What It Means If You Cough When Using A Q-Tip To Clean Your Ears

Despite what well-meaning doctors tell us, not all of us avoid putting things in our ears. From Q-tips to clean out your ears, fingers that idly poke around, and headphones to listen to music, a lot of foreign objects make their way into your ears. 

Have you ever coughed when you inserted a Q-tip into your ear? This is called the Arnold's ear-cough reflex, according to IFL Science. The name comes from the 19th-century German professor of anatomy and physiology, Friedrich Arnold, who gave the nerve responsible for the cough reflex its title — the Arnold's nerve. The Arnold's nerve is an auricular branch of the vagus nerve, something you may have already heard of. 

The vagus nerve, which is part of your parasympathetic nervous system, is responsible for a variety of functions, inclusive of communication between your brain, digestive system, heart, and immune system, per Cleveland Clinic. The nerve runs the length from your brain, down your face and throat to your digestive system. Which brings us back to the q-tip-induced cough reflex. According to radiology trainee, Jack Gao (via Mr. Radiologist) stimulating the Arnold's nerve, which is right inside your ear canal, could make some people cough because of a misfiring of signals that reach the vagus nerve which is connected to your throat. "Signals from the ear canal are transmitted down Arnold's nerve, they bypass the brain, and they travel down to the muscles that involve coughing," Gao explained.

Your throat and ears are connected

If you haven't guessed already, your throat and ears are connected. If a Q-tip in your ear can make you cough because it stimulates a nerve in your throat, the reverse is also true, added otolaryngologist at NYU Langone Health, Dr. Erich Voigt (via IFL Science). 

"An irritation in the throat such as a viral ulcer or cancerous tumor may be felt as pain in the ear because the glossopharyngeal nerve will send those sensations back to the brain, but the brain does not know where the sensation came from and interprets this as ear pain," explained Dr. Voigt who added that he's seen this happen in his own practice with patients. 

It is also interesting to note that not everyone might have this involuntary cough reflex. According to a 2017 study published in the journal Chest, Arnold's ear-cough reflex might be more prevalent in those with chronic cough symptoms. Discussing Q-tips in ears won't be complete without going into the dangers of this practice. You may have heard them before, but here's a refresher. 

Why you shouldn't be inserting a q-tip in your ear

Even if some people claim to not have any problem with using them and others complain of ear pain after doing so, it's recommended to think twice before using Q-tips to clean your ears. 

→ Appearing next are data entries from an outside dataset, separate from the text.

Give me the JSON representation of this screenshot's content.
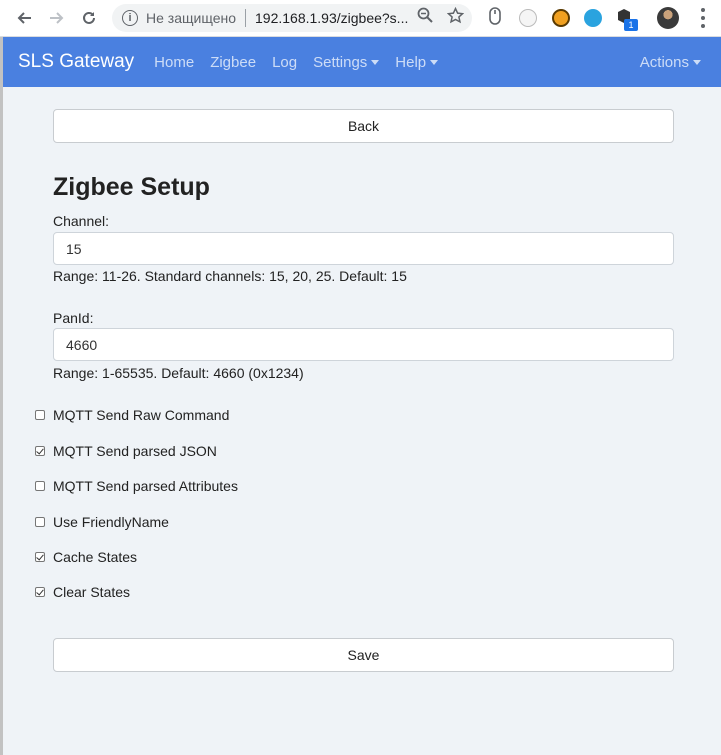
{
  "browser": {
    "security_label": "Не защищено",
    "url": "192.168.1.93/zigbee?s...",
    "extension_badge": "1"
  },
  "navbar": {
    "brand": "SLS Gateway",
    "links": [
      "Home",
      "Zigbee",
      "Log",
      "Settings",
      "Help"
    ],
    "actions": "Actions"
  },
  "page": {
    "back_button": "Back",
    "title": "Zigbee Setup",
    "channel": {
      "label": "Channel:",
      "value": "15",
      "help": "Range: 11-26. Standard channels: 15, 20, 25. Default: 15"
    },
    "panid": {
      "label": "PanId:",
      "value": "4660",
      "help": "Range: 1-65535. Default: 4660 (0x1234)"
    },
    "checkboxes": [
      {
        "label": "MQTT Send Raw Command",
        "checked": false
      },
      {
        "label": "MQTT Send parsed JSON",
        "checked": true
      },
      {
        "label": "MQTT Send parsed Attributes",
        "checked": false
      },
      {
        "label": "Use FriendlyName",
        "checked": false
      },
      {
        "label": "Cache States",
        "checked": true
      },
      {
        "label": "Clear States",
        "checked": true
      }
    ],
    "save_button": "Save"
  },
  "colors": {
    "navbar": "#4a80e0",
    "background": "#eff3f7"
  }
}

From puncturing your eardrum, accidentally pushing wax from the ear canal to the drum, and hearing problems like tinnitus, to ear infections caused by sending outside germs into your ears, there's a lot that can happen when you use Q-tips to clean your ears, according to otolaryngology physician, Dr. Christopher Hilton (via Health Partners). If these aren't enough of a deterrent, you could also cause major trauma to your eardrums if you simply forget that you have a q-tip in there, per ear, nose, and throat (ENT) specialist at Mass Eye and Ear in Boston, Dr. Elliott Kozin (per Self). "There are true stories of individuals forgetting that they have a cotton swab in their ear and then accidentally brushing the side of their head, resulting in major trauma to the ear," explained Dr. Kozin. (Ouch). 

Your ears are self-cleaning by nature but if and when you do feel the need to clean them, opt for a moistened cotton ball, washcloth, or ear cleaning drops instead. Or better yet, get the help of a health professional.